Here is one of many wordings which, I suggest, will not be understood correctly by children (and perhaps many adults, as well) reading the ESV text, without additional teaching:
John 9:17: So they said again to the blind man, "What do you say about him, since he has opened your eyes?" He said, "He is a prophet."This wording occurs in the first page view of the children's Bible on the ESV Bible blog.
What is the problem with the ESV wording? Can you spot it?
It is use of the words "open eyes" when the intended meaning is "heal eyes." We (myself included) who have grown up within the KJV tradition find it difficult to think anything other than that others will get the proper meaning from "open eyes." But the standard English meaning of "open eyes" is that someone's eyes (or eyelids) are physically opened, not that there is healing from blindness. The phrase "open eyes" reflects the Greek words which apparently did have the extended meaning that included healing of eyes. Although the context in which "open eyes" is used might enable some readers to recognize that these words are being used figuratively, rather than literally, not everyone will get the right meaning from the context.
I realize that my statements here will be jarring to some. It is difficult to think anything other than that this traditional English Bible way of referring to the healing of the blind man's eyes is correct. But the issue at hand is important: It is the critical issue of accuracy, as it is communicated through a Bible translation.
To address the issue, we must do what needs to be done for any English Bible version to find out if the meanings we intend by our translation wordings are accurately communicated to users of the translation. In this case, simple field testing among a wide range of individuals who the ESV team hopes will use its translation, including the children using the children's Bible, can be done. The field test question can be as simple as "What does it sound like is happening if we say that a person's eyes were opened?" If all (or, at least, a huge majority of) children (or adults) answer, "It sounds like the person is getting their eyesight," then we know that the ESV (and all other Bible versions which use the same expression) have accurately communicated the biblical meaning here.
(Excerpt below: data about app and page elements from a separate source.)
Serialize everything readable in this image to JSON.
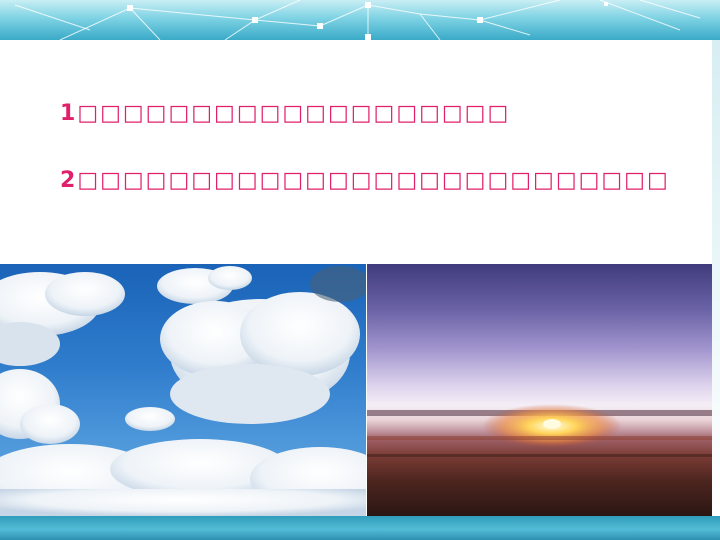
{
  "slide": {
    "lines": [
      {
        "number": "1",
        "text": "□□□□□□□□□□□□□□□□□□□"
      },
      {
        "number": "2",
        "text": "□□□□□□□□□□□□□□□□□□□□□□□□□□"
      }
    ]
  },
  "photos": [
    {
      "subject": "blue-sky-with-white-clouds"
    },
    {
      "subject": "sunrise-above-clouds"
    }
  ],
  "colors": {
    "text_accent": "#e0206b",
    "banner": "#3aaac8"
  }
}
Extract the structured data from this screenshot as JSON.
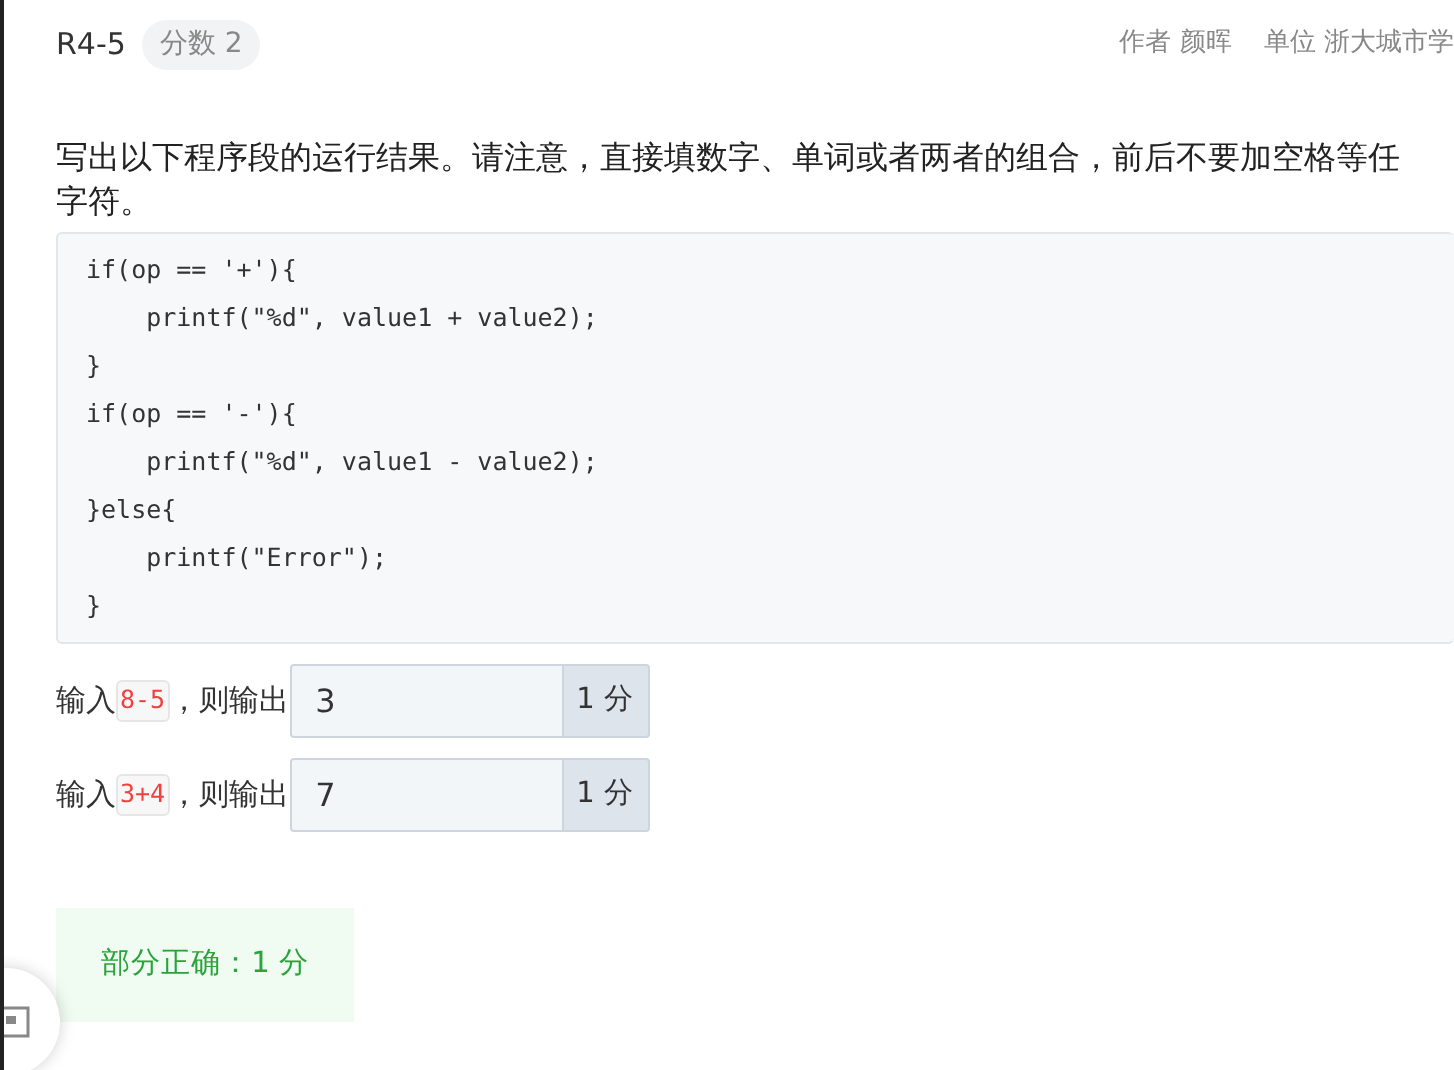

If the test subjects say, "It sounds like the person's eyes were opened, maybe his eyelids had been shut before," then the translation is not accurate for those test subjects, and needs to be revised until it is accurate--unless we are willing to have translations which are not in the vernacular, that is, the common mother tongue of the people for whom we are translating, requiring additional teaching to correct the misunderstood meanings of the translated words.
Categories: ESV, Bible translation